──────── RECORDED INFORMATION
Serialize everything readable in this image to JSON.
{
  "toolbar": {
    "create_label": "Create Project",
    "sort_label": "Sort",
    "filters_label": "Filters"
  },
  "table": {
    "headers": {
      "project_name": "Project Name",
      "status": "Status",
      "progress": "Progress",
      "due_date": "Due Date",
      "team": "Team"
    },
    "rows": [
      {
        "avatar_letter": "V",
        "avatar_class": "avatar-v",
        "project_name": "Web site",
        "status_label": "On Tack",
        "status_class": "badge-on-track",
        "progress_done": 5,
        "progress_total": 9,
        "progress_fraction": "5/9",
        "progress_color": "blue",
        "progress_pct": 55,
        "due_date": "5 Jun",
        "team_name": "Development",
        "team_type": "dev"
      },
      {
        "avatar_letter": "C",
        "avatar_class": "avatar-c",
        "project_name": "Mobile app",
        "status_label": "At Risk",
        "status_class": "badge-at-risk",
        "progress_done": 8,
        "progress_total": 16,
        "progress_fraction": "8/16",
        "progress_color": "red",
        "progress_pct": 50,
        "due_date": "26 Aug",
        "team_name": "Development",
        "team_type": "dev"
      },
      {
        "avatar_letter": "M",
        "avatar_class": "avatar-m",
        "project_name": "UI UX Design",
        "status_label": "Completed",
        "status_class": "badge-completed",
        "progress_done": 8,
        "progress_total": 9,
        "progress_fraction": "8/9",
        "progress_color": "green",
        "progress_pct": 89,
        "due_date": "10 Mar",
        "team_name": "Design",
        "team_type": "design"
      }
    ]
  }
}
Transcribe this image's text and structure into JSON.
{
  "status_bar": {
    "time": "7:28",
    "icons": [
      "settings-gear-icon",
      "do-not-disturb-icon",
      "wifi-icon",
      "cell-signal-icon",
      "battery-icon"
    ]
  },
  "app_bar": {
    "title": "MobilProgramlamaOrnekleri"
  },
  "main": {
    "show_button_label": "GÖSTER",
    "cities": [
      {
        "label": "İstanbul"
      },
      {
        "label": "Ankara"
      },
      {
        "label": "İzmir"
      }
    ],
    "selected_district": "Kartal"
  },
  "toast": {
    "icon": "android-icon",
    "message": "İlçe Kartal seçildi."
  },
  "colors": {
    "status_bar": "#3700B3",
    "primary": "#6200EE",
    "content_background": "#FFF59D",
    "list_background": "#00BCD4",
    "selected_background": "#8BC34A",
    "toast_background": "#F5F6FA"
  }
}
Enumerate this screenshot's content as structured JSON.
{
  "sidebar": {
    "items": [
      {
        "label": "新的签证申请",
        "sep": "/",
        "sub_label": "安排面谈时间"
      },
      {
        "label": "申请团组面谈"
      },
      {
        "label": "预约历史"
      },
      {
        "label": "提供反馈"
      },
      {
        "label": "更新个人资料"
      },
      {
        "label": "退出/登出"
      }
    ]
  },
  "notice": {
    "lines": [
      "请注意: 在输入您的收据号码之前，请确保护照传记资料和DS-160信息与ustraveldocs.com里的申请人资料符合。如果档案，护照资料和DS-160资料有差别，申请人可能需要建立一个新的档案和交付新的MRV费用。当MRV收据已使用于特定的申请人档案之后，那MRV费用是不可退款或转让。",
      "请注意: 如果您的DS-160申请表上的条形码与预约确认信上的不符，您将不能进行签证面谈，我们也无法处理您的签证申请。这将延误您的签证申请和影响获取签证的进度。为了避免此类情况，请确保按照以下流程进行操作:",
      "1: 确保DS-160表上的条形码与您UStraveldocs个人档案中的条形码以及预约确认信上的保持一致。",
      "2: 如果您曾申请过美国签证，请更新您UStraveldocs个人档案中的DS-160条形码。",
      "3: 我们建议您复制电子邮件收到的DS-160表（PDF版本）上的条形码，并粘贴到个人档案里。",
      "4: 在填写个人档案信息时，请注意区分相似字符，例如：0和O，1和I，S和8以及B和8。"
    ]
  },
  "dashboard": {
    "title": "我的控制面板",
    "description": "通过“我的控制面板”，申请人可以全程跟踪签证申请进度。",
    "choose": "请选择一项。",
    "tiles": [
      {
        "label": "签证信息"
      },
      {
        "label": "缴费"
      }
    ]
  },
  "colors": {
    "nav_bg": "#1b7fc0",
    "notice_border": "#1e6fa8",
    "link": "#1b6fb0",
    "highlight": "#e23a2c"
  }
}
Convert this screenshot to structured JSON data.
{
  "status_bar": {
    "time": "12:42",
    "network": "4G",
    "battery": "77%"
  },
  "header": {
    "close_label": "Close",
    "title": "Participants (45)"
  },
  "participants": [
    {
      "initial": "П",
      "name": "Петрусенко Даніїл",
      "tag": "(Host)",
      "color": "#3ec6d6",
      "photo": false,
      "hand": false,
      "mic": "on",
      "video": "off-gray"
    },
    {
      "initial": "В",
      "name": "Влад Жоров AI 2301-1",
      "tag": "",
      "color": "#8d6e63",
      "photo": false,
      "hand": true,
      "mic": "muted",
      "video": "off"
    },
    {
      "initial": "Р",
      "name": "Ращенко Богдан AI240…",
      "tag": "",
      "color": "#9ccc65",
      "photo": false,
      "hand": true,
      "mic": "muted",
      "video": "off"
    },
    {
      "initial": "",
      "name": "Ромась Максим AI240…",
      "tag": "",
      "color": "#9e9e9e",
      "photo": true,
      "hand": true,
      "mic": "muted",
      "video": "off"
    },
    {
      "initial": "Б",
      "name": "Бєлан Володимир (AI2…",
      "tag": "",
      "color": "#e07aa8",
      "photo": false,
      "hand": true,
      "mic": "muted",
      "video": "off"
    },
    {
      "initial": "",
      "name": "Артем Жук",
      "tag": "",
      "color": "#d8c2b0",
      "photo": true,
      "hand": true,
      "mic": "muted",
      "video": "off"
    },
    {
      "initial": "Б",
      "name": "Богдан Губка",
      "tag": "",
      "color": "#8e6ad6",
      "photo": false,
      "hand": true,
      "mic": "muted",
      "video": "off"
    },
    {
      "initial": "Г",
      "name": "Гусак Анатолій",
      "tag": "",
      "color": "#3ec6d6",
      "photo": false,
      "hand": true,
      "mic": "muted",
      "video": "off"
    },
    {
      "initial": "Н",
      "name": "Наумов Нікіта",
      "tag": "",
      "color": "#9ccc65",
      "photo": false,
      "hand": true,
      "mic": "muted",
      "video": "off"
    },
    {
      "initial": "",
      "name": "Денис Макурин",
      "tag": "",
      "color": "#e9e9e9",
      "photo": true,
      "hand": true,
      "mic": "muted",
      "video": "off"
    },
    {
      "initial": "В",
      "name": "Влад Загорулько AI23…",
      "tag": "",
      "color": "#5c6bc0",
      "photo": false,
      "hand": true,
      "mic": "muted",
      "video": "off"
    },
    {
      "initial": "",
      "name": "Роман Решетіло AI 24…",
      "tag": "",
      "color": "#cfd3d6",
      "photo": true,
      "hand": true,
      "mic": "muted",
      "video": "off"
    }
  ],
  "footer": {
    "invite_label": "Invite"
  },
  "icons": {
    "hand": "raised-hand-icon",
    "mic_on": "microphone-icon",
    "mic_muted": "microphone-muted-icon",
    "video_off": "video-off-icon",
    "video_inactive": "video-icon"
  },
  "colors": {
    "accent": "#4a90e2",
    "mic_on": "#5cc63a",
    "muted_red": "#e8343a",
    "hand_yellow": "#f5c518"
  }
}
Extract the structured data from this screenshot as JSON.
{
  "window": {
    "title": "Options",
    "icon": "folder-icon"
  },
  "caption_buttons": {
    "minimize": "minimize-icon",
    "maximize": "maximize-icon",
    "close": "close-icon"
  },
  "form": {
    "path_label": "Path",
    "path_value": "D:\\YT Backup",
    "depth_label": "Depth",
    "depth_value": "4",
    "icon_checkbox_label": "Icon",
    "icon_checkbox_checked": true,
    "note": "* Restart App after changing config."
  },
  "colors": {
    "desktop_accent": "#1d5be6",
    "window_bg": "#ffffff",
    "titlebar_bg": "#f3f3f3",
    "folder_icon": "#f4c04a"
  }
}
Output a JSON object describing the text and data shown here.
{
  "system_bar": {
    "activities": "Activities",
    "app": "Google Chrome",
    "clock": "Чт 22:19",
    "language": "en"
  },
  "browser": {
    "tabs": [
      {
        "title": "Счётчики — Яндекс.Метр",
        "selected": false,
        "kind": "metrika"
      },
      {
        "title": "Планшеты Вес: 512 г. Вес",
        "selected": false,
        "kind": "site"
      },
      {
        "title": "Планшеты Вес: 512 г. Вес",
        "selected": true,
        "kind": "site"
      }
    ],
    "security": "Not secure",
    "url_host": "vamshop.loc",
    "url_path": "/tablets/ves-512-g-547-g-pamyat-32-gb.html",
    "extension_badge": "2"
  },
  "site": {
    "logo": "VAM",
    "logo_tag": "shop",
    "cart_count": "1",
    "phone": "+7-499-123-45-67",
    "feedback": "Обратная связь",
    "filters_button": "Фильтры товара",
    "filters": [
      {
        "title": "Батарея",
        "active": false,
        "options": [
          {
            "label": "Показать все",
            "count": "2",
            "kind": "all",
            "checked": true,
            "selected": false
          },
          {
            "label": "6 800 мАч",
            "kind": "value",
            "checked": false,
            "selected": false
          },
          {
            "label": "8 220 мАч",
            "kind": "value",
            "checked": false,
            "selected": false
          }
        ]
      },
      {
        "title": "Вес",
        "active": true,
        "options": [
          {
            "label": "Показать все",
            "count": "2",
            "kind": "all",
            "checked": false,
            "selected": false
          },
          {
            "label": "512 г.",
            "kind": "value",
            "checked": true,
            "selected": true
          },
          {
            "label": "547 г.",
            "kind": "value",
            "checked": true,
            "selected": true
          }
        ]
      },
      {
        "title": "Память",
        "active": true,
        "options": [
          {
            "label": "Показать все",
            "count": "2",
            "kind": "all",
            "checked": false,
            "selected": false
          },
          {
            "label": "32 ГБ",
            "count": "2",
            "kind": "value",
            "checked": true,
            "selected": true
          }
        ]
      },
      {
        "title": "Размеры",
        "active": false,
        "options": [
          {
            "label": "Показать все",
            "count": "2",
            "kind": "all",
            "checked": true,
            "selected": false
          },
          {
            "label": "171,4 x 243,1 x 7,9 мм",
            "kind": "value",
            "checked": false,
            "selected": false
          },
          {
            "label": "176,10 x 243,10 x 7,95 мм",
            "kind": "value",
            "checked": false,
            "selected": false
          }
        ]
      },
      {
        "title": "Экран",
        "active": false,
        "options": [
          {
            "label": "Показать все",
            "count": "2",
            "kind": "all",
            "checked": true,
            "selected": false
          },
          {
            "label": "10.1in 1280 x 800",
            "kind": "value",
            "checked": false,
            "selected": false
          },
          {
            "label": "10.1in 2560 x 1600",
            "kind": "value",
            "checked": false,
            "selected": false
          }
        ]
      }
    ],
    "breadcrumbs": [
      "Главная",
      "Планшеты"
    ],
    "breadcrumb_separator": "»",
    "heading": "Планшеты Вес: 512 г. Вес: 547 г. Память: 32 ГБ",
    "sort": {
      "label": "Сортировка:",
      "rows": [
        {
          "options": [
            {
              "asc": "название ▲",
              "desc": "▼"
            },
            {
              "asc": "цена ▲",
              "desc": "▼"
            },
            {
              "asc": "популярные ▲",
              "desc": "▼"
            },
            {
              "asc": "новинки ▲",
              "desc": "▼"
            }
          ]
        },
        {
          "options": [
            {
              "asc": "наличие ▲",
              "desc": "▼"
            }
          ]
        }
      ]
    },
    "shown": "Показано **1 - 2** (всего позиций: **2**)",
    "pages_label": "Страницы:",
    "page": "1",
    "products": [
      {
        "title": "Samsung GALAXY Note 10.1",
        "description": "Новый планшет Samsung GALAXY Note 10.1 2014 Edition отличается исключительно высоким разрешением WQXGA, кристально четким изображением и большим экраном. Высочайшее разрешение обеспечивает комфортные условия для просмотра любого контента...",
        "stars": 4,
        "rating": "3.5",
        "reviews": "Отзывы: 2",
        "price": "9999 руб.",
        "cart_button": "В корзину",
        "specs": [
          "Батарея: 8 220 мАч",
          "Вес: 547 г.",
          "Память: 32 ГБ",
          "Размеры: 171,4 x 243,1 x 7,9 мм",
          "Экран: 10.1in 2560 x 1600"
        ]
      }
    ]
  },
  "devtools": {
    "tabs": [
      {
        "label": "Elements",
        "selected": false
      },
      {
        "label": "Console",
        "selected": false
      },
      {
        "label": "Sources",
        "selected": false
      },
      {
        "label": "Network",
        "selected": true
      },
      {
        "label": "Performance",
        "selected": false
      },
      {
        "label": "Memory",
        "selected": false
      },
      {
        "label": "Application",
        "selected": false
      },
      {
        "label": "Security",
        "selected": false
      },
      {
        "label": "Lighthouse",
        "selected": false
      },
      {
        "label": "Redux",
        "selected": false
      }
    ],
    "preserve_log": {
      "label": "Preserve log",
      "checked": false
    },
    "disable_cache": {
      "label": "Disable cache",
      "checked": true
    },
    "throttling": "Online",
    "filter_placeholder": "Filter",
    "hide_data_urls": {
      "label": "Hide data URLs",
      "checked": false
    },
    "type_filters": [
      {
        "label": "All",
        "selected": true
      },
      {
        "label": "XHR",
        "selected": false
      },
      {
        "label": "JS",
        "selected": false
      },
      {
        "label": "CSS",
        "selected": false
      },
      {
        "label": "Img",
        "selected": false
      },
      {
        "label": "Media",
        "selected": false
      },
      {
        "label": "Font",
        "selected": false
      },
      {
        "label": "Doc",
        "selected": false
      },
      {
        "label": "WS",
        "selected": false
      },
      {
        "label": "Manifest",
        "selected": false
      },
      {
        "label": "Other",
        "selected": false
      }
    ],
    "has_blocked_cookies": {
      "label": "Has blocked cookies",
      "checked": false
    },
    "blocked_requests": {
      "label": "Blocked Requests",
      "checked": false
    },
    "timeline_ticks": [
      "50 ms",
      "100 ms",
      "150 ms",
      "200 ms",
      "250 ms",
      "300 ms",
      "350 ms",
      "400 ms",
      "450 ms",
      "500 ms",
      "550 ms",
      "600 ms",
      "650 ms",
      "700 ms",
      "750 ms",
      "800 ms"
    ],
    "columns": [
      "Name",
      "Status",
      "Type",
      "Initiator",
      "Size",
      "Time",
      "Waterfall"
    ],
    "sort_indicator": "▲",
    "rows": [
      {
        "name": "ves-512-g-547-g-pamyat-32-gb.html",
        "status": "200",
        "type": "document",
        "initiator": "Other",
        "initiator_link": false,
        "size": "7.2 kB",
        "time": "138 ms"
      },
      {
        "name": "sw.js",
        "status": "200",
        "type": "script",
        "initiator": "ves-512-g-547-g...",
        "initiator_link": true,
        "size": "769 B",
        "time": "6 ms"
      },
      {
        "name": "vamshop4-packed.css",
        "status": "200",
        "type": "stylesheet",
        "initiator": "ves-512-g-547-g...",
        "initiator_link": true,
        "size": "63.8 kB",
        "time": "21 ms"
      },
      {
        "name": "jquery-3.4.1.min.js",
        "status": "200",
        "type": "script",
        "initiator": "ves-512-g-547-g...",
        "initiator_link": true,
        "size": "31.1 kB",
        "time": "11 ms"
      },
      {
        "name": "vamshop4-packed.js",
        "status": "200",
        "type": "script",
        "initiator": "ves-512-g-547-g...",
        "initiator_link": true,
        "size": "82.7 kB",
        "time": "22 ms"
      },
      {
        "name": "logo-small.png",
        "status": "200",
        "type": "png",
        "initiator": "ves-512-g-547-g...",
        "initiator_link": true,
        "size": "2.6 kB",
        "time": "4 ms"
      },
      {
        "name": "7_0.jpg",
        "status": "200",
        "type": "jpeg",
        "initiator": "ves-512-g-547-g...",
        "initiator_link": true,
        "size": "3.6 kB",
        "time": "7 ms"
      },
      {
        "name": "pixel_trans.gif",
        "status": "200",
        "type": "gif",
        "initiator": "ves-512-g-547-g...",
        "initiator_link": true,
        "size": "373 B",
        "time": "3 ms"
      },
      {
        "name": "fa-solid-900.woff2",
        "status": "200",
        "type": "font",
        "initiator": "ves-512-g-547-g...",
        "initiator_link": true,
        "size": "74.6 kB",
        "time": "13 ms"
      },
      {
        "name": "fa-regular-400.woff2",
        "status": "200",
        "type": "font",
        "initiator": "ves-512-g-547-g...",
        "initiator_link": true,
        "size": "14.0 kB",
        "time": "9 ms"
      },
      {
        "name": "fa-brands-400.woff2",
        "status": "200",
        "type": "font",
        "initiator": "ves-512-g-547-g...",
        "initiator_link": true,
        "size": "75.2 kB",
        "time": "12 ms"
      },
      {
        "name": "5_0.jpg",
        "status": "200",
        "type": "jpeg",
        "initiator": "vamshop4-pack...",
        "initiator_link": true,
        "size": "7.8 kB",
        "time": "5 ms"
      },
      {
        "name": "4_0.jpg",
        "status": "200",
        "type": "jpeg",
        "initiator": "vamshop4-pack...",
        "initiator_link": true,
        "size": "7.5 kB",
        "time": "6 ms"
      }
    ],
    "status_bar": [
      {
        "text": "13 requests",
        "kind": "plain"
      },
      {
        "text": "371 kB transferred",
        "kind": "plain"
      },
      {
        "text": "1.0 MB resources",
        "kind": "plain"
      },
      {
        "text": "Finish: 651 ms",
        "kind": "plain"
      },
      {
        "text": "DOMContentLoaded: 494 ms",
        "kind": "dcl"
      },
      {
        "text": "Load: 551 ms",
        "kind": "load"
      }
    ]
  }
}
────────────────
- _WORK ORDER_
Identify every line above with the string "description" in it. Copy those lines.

- _TASK OUTPUT_
    "description": "通过“我的控制面板”，申请人可以全程跟踪签证申请进度。",
        "description": "Новый планшет Samsung GALAXY Note 10.1 2014 Edition отличается исключительно высоким разрешением WQXGA, кристально четким изображением и большим экраном. Высочайшее разрешение обеспечивает комфортные условия для просмотра любого контента...",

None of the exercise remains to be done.